In a remarkable success story, national concerns about maths in the mid-1990s have now been eliminated in the early years, according to two reports published this week.
Standards of attainment in early maths are very good in 40 per cent of schools and good in the remainder, while the standard of teaching is either good or very good, said Mike Gibson, author of a focused report on early intervention projects in 24 schools across 17 authorities.
Anne Craw HMI and author of Standards and Quality in primary schools: mathematics 1998-2001, said significantly more pupils were achieving level A by the end of P2, a year ahead of the 5-14 guidelines. The Assessment of Achievement report later this year will record the extent of the progress but standards of attainment were "good" in P1-P4.
"We have got the green shoots, now we have got to nurture those," Mrs Craw said. Her report is based on 3,000 lessons in P1-P7.
Graham Donaldson, deputy senior chief inspector, said: "We are now seeing a different style of teaching. The nature of the teaching is much more dynamic, much more active and focused on the needs of individual children and less reliant on simply working through a scheme of one kind or another."
Mrs Craw said teachers were now encouraging pupils to work out calculations in their heads and talk through their answers. There was more interaction in the classroom.
ut problem-solving was a key area which could be improved. "Pupils have to be able to solve realistic problems, such as how many 35-seater buses would be needed to take 150 pupils on a school trip," she said.
Overall, the major maths concern remains in upper primary where staff are being encouraged to learn the lessons from the early years. Inspectors say teachers have to up the pace of lessons, raise the level of challenge and ensure all children are achieving as much as they can by P7.
Inspectors were quick to single out the initiatives in early years that have made a difference, including the revised HMI guidance on maths in 1997, the pound;60 million early intervention scheme, the presence of classroom assistants and the development of target-setting. It was difficult to isolate factors, Dr Gibson said.
Leader, page 20
CHECKLIST FOR THE IMPROVING SCHOOL
* Well balanced programmes covering the aspects of maths - information handling; number, money and measurement; shape, position and movement; problem-solving and enquiry.
* Regular emphasis on oral and mental mathematics.
* Good standards of attainment at P1 to P4.
* Well motivated pupils in almost all classes.
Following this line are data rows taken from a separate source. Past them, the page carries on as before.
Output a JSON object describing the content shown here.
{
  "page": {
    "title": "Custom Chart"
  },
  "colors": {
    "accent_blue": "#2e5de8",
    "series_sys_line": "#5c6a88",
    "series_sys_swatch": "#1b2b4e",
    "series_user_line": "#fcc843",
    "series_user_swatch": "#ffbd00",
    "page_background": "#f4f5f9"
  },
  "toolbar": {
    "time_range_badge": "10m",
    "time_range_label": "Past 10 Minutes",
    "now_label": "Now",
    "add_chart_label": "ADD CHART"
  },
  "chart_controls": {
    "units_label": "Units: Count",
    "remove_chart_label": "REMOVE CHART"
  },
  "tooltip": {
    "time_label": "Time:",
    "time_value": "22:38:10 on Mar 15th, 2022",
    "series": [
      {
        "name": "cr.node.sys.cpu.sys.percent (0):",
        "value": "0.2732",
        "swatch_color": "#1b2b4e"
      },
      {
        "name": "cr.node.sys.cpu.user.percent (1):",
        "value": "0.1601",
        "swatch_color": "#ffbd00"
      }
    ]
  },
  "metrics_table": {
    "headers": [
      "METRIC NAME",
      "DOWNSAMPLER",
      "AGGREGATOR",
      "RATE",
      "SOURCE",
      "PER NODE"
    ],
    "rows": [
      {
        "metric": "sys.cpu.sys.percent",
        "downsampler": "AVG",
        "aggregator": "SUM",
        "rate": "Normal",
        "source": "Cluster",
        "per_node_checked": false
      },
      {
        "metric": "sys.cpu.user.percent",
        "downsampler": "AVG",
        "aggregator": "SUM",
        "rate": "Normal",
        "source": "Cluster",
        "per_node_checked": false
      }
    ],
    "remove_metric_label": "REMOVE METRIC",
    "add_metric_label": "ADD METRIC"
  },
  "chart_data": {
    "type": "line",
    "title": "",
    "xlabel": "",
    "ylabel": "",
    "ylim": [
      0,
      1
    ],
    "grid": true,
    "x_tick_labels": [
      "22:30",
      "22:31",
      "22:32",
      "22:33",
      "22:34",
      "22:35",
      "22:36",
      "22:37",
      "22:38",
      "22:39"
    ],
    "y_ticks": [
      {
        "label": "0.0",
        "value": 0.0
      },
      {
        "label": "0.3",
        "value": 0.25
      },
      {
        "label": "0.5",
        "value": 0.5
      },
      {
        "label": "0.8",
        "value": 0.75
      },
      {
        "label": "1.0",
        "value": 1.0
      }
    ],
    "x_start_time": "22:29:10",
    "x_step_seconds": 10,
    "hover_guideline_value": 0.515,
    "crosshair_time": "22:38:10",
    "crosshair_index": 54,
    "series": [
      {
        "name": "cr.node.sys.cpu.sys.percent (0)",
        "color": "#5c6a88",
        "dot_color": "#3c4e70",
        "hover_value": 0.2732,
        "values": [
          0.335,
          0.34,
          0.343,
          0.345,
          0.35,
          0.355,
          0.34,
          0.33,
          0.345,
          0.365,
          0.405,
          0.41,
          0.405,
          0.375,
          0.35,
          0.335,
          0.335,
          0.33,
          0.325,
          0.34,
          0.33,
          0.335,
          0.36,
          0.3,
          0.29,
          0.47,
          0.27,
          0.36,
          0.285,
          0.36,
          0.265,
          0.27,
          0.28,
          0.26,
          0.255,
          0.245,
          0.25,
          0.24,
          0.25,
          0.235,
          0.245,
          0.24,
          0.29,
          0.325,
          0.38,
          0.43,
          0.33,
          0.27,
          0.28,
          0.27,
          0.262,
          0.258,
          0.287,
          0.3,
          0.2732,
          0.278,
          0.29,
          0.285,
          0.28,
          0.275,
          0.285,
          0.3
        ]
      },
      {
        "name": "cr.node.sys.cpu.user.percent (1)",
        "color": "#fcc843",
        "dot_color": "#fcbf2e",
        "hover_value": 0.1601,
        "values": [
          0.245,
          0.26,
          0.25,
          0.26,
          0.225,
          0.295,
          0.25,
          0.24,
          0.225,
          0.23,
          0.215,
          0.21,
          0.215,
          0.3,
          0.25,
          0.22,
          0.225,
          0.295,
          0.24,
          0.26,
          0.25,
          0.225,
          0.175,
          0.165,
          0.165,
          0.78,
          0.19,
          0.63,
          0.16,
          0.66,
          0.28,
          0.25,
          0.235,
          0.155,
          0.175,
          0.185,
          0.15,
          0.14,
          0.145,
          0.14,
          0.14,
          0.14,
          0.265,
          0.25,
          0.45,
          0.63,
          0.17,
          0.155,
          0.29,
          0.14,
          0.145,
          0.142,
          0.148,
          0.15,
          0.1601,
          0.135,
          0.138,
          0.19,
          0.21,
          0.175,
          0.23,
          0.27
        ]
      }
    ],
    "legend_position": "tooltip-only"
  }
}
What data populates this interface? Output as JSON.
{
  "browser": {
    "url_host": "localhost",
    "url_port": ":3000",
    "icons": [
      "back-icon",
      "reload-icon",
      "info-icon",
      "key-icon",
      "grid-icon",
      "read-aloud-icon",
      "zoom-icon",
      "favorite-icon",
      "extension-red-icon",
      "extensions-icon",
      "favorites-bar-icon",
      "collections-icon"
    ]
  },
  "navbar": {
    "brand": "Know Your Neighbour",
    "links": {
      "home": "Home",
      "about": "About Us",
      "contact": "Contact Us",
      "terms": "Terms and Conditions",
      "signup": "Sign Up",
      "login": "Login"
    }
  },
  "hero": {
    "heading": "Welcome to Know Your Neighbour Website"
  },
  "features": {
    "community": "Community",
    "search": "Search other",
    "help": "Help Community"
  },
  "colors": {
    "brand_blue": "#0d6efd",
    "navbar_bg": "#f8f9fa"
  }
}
* Good direct teaching, with increasing evidence of interactive approaches.
* Very good resources.
* Plans for improvement.
* Problem-solving and enquiry programmes.
* Pupils' ability to solve problems and to report their findings.
* The pace of pupils' progress from P4 to P7.
* The level of challenge for higher attaining pupils.
* The opportunities for pupils to use ICT in maths.
* The use of assessment information to plan pupils' next steps.